Whirling Futuramas: Norman Bel Geddes's Practical and Aesthetic Transport
Image Credit: Magic Motorways
Following up on my previous post about Norman Bel Geddes's ambitious application of hydro/aerodynamics to develop concept vehicles which imparted a strong sense of motion, I would like to follow up on the legacy of Bel Geddes's aesthetics of transportation in contemporary popular culture, taking a journey from his famous World's Fair exhibit, Futurama (pictured above), to Matt Groening's contemporary television show, Futurama. Bel Geddes's futuristic view of a world of connectivity involved literal as well as aesthetic transport. By looking at aspects of his work that have been translated into modern title sequences, I suggest we can get a better sense of his ability to capture a feeling of crossing threshholds and ushering us into strange, exciting, and entertaining worlds.
Image Credit: Harry Ransom Center
Bel Geddes's Futurama, the predominant feature of the 1939 World's Fair, was geared to give people a sense of the future of transportation by 1950. He tried to simulate this feeling by giving World's Fair Guests a simulated "plane-ride" through the exhibit that was powered by a conveyer belt system that moved them through the system. This was meant to give Depression Era spectators of flying through the air as they pondered the possibility of an increasingly connected future--one that they might help build. Of chief interest was to fulfill the deeply seated needs of human community without presenting a dehumanizing future. "Throughout all recorded history," Geddes writes in his 1940 manifesto, Magic Motorways, "man has made repeated efforts to reach out farther and to communicate with other men more easily and quickly, and these efforts have reached the climax of their success in the twentieth century. This increasing freedom of movement makes possible a magnificently full, rich life for the people of our time. A free-flowing movement of people and goods across our nation is a requirement of modern living and prosperity" (10). However, he was concerned that contemporary traffic conditions--characterized by stops and starts, traffic lights and standstills, would make people feel more like sheep than human beings.
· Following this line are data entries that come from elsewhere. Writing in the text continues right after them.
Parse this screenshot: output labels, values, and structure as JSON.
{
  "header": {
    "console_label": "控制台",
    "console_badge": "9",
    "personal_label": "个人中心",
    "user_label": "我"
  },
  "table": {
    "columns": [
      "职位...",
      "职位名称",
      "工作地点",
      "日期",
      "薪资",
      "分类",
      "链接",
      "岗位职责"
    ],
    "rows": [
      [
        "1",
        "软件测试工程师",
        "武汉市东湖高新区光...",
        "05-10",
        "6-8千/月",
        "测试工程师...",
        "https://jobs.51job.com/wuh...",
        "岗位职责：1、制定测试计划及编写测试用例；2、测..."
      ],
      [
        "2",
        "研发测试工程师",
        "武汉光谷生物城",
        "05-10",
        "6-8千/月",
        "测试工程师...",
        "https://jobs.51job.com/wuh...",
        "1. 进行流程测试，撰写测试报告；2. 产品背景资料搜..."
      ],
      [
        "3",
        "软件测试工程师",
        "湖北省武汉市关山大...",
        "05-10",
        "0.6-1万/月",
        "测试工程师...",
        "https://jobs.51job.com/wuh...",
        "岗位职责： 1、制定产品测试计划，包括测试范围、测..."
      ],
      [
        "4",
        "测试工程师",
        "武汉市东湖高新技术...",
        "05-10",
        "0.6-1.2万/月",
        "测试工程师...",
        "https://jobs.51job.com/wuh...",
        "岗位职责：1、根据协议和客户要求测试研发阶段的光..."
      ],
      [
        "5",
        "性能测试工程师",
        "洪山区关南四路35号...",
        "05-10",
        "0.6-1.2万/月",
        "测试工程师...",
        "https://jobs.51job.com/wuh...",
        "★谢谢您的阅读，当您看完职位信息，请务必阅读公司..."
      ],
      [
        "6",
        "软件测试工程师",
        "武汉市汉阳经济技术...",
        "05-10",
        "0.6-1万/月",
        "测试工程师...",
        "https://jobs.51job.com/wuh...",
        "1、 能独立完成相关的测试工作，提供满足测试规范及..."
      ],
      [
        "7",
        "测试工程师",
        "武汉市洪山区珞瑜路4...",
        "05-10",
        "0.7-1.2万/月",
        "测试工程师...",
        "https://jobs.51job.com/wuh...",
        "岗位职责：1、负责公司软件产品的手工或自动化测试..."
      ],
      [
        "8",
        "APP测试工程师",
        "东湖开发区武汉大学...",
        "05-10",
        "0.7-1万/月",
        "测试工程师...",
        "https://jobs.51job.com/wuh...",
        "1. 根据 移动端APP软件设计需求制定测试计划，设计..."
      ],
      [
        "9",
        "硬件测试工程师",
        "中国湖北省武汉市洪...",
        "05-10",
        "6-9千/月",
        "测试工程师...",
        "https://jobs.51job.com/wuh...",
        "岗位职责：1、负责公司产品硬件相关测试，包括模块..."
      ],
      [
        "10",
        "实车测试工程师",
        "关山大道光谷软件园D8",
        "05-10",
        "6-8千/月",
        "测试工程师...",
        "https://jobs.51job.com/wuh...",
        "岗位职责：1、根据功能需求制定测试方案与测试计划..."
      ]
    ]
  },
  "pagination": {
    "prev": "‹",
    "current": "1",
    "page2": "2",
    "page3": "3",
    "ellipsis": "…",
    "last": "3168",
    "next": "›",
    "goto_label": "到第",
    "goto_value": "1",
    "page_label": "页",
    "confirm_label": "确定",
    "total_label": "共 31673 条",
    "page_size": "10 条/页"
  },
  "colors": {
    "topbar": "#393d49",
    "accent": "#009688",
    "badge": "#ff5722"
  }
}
Image Credit: Magic Motorways
Futurama, Bel Geddes argues, "gave them a dramatic and graphic solution to a problem which they all faced" (4).
Matt Groening has acknowledged that Bel Geddes' Futurama was an inspiration for his television's show which bears the same name, and the show's title sequence captures some of the reasons for this perfectly. Viewing the opening title sequence for Matt Groening's Futurama and the image of Groening's fictive New York pictured below, we notice a similar sense of continuous motion. Flying vehicles of all sorts follow one another in perfect lines, as do people flying from place to place in tubes. And yet, they do not appear like sheep. People and objects maintain their individuality while moving in harmony . The same goes for the tubes that transport people through the city.
Geddes' aesthetic helped poeticize the value of transportation at a time when the first major U.S. freeways were beginning their construction, and by the end of the Eisenhauer Presidency the Interstate Freeways system was rapidly growing, connecting disparate parts of the nation with roads that emphasized speed, flow, and forward momentum over intersections and frequent stops. The world of possibility is especially emphasized in the title page of his manifesto, Magic Motorways. The shadows which make up the words on the title page emphasize that he is pointing to what's possible with the motorways, and the sharp angle of his lettering gives a sense of a new horizon being approached.
Image Credits: Magic Motorways and David Lynch's Lost Highway
We might also notice that the opening credits to David Lynch's Lost Highway bear some resemblance to the font and word angling that Bel Geddes used in Magic Motorways. Though his stories are rooted in the present, Lynch's films frequently invoke a sense of nostalgia for bygone times, and the most consistent trope of his work involves tight focus on the roads of America. Though a dark, gothic film, the metaphor of the highway invokes the same kind of feeling of possibility that Bel Geddes associated with the road. And the opening credits emphasize that the film's erratic portrayal of split identities is more about motion and connectivity than it is about stagnation and fragmentation. If Bel Geddes helped invoke a sense of magic in the motorway, I suggest the possibility that Lynch might be riffing off of Bel Geddes, like the title credits for Futurama, demonstrate Bel Geddes's powerful strategy of inspiring spectators--past and present--with the feeling of crossing into the threshhold of a strange and exciting new world, characterized by motion and awe.